The expected result is the segment of the entries that begins with the line containing "Parse this screenshot: output" and ends with the last line, copied verbatim.

── Records to process

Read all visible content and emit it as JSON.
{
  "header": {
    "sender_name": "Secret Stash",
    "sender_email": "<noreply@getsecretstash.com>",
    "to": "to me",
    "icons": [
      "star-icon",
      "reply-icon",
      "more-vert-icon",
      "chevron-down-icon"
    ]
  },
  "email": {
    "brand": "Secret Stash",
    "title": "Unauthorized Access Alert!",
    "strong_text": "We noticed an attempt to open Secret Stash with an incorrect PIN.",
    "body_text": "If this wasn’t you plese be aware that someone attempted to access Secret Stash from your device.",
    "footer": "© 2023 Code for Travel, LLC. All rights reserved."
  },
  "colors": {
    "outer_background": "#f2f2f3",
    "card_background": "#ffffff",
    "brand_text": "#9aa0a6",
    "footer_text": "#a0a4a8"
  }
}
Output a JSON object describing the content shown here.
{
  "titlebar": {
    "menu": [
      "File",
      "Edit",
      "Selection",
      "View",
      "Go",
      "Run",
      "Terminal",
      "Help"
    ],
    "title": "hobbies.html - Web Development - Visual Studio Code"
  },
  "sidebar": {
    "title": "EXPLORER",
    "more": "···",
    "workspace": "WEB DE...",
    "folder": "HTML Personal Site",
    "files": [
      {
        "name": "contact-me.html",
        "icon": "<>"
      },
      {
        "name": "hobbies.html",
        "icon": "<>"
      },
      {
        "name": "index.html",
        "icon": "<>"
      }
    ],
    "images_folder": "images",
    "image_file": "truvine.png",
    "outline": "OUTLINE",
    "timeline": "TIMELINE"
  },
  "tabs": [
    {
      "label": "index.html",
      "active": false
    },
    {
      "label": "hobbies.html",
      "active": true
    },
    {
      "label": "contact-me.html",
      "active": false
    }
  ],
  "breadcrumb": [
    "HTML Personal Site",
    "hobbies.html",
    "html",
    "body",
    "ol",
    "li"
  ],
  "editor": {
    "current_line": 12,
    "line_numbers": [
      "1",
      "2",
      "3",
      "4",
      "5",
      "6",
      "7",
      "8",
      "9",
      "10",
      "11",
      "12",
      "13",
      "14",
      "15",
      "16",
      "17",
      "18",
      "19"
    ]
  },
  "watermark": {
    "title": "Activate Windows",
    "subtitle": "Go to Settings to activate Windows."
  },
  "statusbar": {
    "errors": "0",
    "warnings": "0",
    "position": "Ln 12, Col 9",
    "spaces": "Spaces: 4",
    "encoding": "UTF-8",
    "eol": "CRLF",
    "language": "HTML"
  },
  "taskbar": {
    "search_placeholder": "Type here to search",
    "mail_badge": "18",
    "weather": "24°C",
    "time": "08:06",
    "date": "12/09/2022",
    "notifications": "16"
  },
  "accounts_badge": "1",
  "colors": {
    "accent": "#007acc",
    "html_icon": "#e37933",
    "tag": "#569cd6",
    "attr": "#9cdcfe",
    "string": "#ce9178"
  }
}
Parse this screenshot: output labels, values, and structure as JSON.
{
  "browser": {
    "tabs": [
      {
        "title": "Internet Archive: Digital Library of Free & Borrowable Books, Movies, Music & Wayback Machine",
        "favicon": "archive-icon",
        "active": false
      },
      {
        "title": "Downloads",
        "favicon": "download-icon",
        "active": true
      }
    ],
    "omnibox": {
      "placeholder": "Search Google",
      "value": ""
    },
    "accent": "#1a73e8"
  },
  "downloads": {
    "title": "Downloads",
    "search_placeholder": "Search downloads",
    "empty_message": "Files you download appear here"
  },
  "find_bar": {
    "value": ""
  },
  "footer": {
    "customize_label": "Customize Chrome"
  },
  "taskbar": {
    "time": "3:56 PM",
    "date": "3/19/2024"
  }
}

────

# [Task response]
Parse this screenshot: output labels, values, and structure as JSON.
{
  "browser": {
    "tabs": [
      {
        "title": "Internet Archive: Digital Library of Free & Borrowable Books, Movies, Music & Wayback Machine",
        "favicon": "archive-icon",
        "active": false
      },
      {
        "title": "Downloads",
        "favicon": "download-icon",
        "active": true
      }
    ],
    "omnibox": {
      "placeholder": "Search Google",
      "value": ""
    },
    "accent": "#1a73e8"
  },
  "downloads": {
    "title": "Downloads",
    "search_placeholder": "Search downloads",
    "empty_message": "Files you download appear here"
  },
  "find_bar": {
    "value": ""
  },
  "footer": {
    "customize_label": "Customize Chrome"
  },
  "taskbar": {
    "time": "3:56 PM",
    "date": "3/19/2024"
  }
}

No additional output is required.